====== Data for processing

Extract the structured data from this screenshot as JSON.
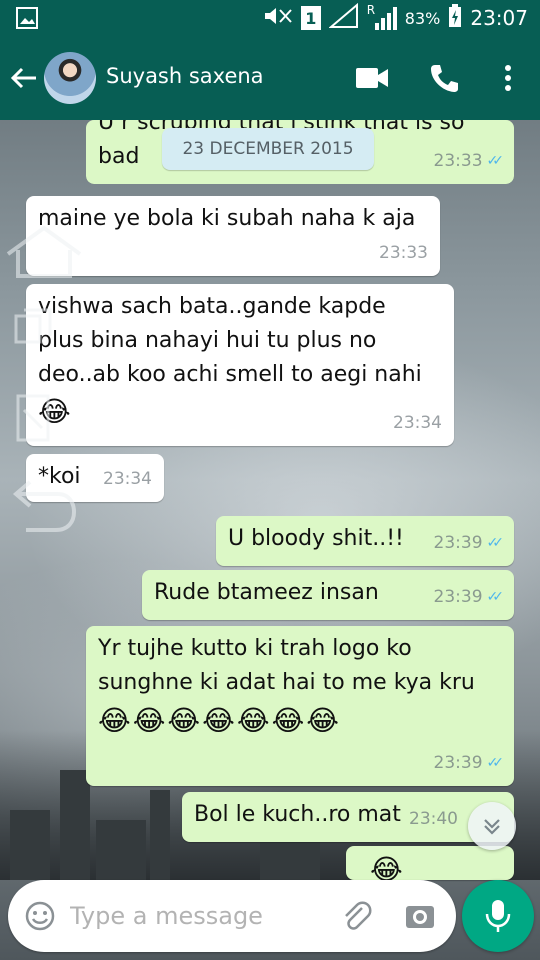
{
  "status_bar": {
    "sim_label": "1",
    "roaming": "R",
    "battery": "83%",
    "time": "23:07"
  },
  "header": {
    "contact_name": "Suyash saxena"
  },
  "date_chip": "23 DECEMBER 2015",
  "messages": [
    {
      "direction": "out",
      "text_line1": "U r scrubing that i stink that is so",
      "text_line2": "bad",
      "time": "23:33"
    },
    {
      "direction": "in",
      "text": "maine ye bola ki subah naha k aja",
      "time": "23:33"
    },
    {
      "direction": "in",
      "text_line1": "vishwa sach bata..gande kapde",
      "text_line2": "plus bina nahayi hui tu plus no",
      "text_line3": "deo..ab koo achi smell to aegi nahi",
      "emoji": "😂",
      "time": "23:34"
    },
    {
      "direction": "in",
      "text": "*koi",
      "time": "23:34"
    },
    {
      "direction": "out",
      "text": "U bloody shit..!!",
      "time": "23:39"
    },
    {
      "direction": "out",
      "text": "Rude btameez insan",
      "time": "23:39"
    },
    {
      "direction": "out",
      "text_line1": "Yr tujhe kutto ki trah logo ko",
      "text_line2": "sunghne ki adat hai to me kya kru",
      "emoji": "😂😂😂😂😂😂😂",
      "time": "23:39"
    },
    {
      "direction": "out",
      "text": "Bol le kuch..ro mat",
      "time": "23:40"
    },
    {
      "direction": "out",
      "emoji": "😂"
    }
  ],
  "composer": {
    "placeholder": "Type a message"
  },
  "colors": {
    "header": "#075e54",
    "outgoing_bubble": "#dcf8c6",
    "incoming_bubble": "#ffffff",
    "mic_button": "#00a884",
    "read_ticks": "#4fb6ec"
  },
  "icons": {
    "back": "arrow-left-icon",
    "video": "video-camera-icon",
    "call": "phone-icon",
    "more": "more-vertical-icon",
    "emoji": "smiley-icon",
    "attach": "paperclip-icon",
    "camera": "camera-icon",
    "mic": "microphone-icon",
    "scroll_down": "chevron-double-down-icon"
  }
}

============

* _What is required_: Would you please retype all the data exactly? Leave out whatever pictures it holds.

* _Written response_:
Extract the structured data from this screenshot as JSON.
{
  "status_bar": {
    "sim_label": "1",
    "roaming": "R",
    "battery": "83%",
    "time": "23:07"
  },
  "header": {
    "contact_name": "Suyash saxena"
  },
  "date_chip": "23 DECEMBER 2015",
  "messages": [
    {
      "direction": "out",
      "text_line1": "U r scrubing that i stink that is so",
      "text_line2": "bad",
      "time": "23:33"
    },
    {
      "direction": "in",
      "text": "maine ye bola ki subah naha k aja",
      "time": "23:33"
    },
    {
      "direction": "in",
      "text_line1": "vishwa sach bata..gande kapde",
      "text_line2": "plus bina nahayi hui tu plus no",
      "text_line3": "deo..ab koo achi smell to aegi nahi",
      "emoji": "😂",
      "time": "23:34"
    },
    {
      "direction": "in",
      "text": "*koi",
      "time": "23:34"
    },
    {
      "direction": "out",
      "text": "U bloody shit..!!",
      "time": "23:39"
    },
    {
      "direction": "out",
      "text": "Rude btameez insan",
      "time": "23:39"
    },
    {
      "direction": "out",
      "text_line1": "Yr tujhe kutto ki trah logo ko",
      "text_line2": "sunghne ki adat hai to me kya kru",
      "emoji": "😂😂😂😂😂😂😂",
      "time": "23:39"
    },
    {
      "direction": "out",
      "text": "Bol le kuch..ro mat",
      "time": "23:40"
    },
    {
      "direction": "out",
      "emoji": "😂"
    }
  ],
  "composer": {
    "placeholder": "Type a message"
  },
  "colors": {
    "header": "#075e54",
    "outgoing_bubble": "#dcf8c6",
    "incoming_bubble": "#ffffff",
    "mic_button": "#00a884",
    "read_ticks": "#4fb6ec"
  },
  "icons": {
    "back": "arrow-left-icon",
    "video": "video-camera-icon",
    "call": "phone-icon",
    "more": "more-vertical-icon",
    "emoji": "smiley-icon",
    "attach": "paperclip-icon",
    "camera": "camera-icon",
    "mic": "microphone-icon",
    "scroll_down": "chevron-double-down-icon"
  }
}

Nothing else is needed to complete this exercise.